Segment Open

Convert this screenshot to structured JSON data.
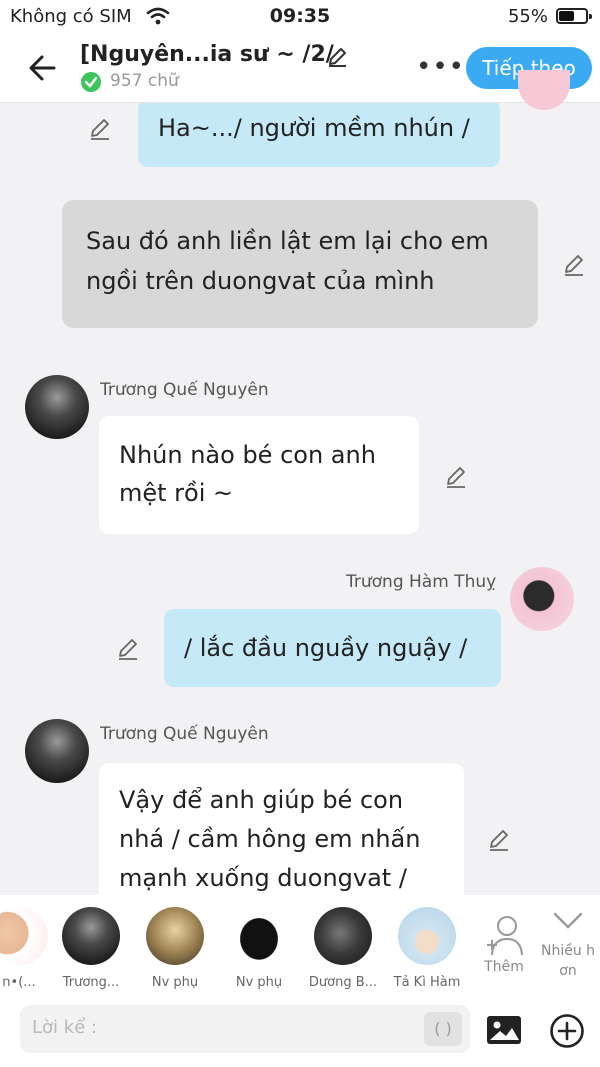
{
  "status_bar": {
    "carrier": "Không có SIM",
    "time": "09:35",
    "battery": "55%",
    "battery_level": 0.55
  },
  "header": {
    "title": "[Nguyên...ia sư ~ /2/",
    "word_count": "957 chữ",
    "next_label": "Tiếp theo"
  },
  "messages": [
    {
      "text": "Ha~.../ người mềm nhún /"
    },
    {
      "text": "Sau đó anh liền lật em lại cho em ngồi trên duongvat của mình",
      "line1": "Sau đó anh liền lật em lại cho em",
      "line2": "ngồi trên duongvat của mình"
    },
    {
      "sender": "Trương Quế Nguyên",
      "line1": "Nhún nào bé con anh",
      "line2": "mệt rồi ~"
    },
    {
      "sender": "Trương Hàm Thuỵ",
      "line1": "/ lắc đầu nguầy nguậy /"
    },
    {
      "sender": "Trương Quế Nguyên",
      "line1": "Vậy để anh giúp bé con",
      "line2": "nhá / cầm hông em nhấn",
      "line3": "mạnh xuống duongvat /"
    }
  ],
  "characters": [
    {
      "label": "n•(..."
    },
    {
      "label": "Trương..."
    },
    {
      "label": "Nv phụ"
    },
    {
      "label": "Nv phụ"
    },
    {
      "label": "Dương B..."
    },
    {
      "label": "Tả Kì Hàm"
    }
  ],
  "add_more_label": "Thêm",
  "more_options_label_1": "Nhiều h",
  "more_options_label_2": "ơn",
  "input": {
    "placeholder": "Lời kể :",
    "paren": "( )"
  },
  "colors": {
    "accent": "#3aaaf3",
    "blue_bubble": "#c6e9f8",
    "gray_bubble": "#d8d8d8",
    "verified": "#3ec45c"
  }
}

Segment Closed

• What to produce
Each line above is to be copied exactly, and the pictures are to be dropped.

• Output below
Convert this screenshot to structured JSON data.
{
  "status_bar": {
    "carrier": "Không có SIM",
    "time": "09:35",
    "battery": "55%",
    "battery_level": 0.55
  },
  "header": {
    "title": "[Nguyên...ia sư ~ /2/",
    "word_count": "957 chữ",
    "next_label": "Tiếp theo"
  },
  "messages": [
    {
      "text": "Ha~.../ người mềm nhún /"
    },
    {
      "text": "Sau đó anh liền lật em lại cho em ngồi trên duongvat của mình",
      "line1": "Sau đó anh liền lật em lại cho em",
      "line2": "ngồi trên duongvat của mình"
    },
    {
      "sender": "Trương Quế Nguyên",
      "line1": "Nhún nào bé con anh",
      "line2": "mệt rồi ~"
    },
    {
      "sender": "Trương Hàm Thuỵ",
      "line1": "/ lắc đầu nguầy nguậy /"
    },
    {
      "sender": "Trương Quế Nguyên",
      "line1": "Vậy để anh giúp bé con",
      "line2": "nhá / cầm hông em nhấn",
      "line3": "mạnh xuống duongvat /"
    }
  ],
  "characters": [
    {
      "label": "n•(..."
    },
    {
      "label": "Trương..."
    },
    {
      "label": "Nv phụ"
    },
    {
      "label": "Nv phụ"
    },
    {
      "label": "Dương B..."
    },
    {
      "label": "Tả Kì Hàm"
    }
  ],
  "add_more_label": "Thêm",
  "more_options_label_1": "Nhiều h",
  "more_options_label_2": "ơn",
  "input": {
    "placeholder": "Lời kể :",
    "paren": "( )"
  },
  "colors": {
    "accent": "#3aaaf3",
    "blue_bubble": "#c6e9f8",
    "gray_bubble": "#d8d8d8",
    "verified": "#3ec45c"
  }
}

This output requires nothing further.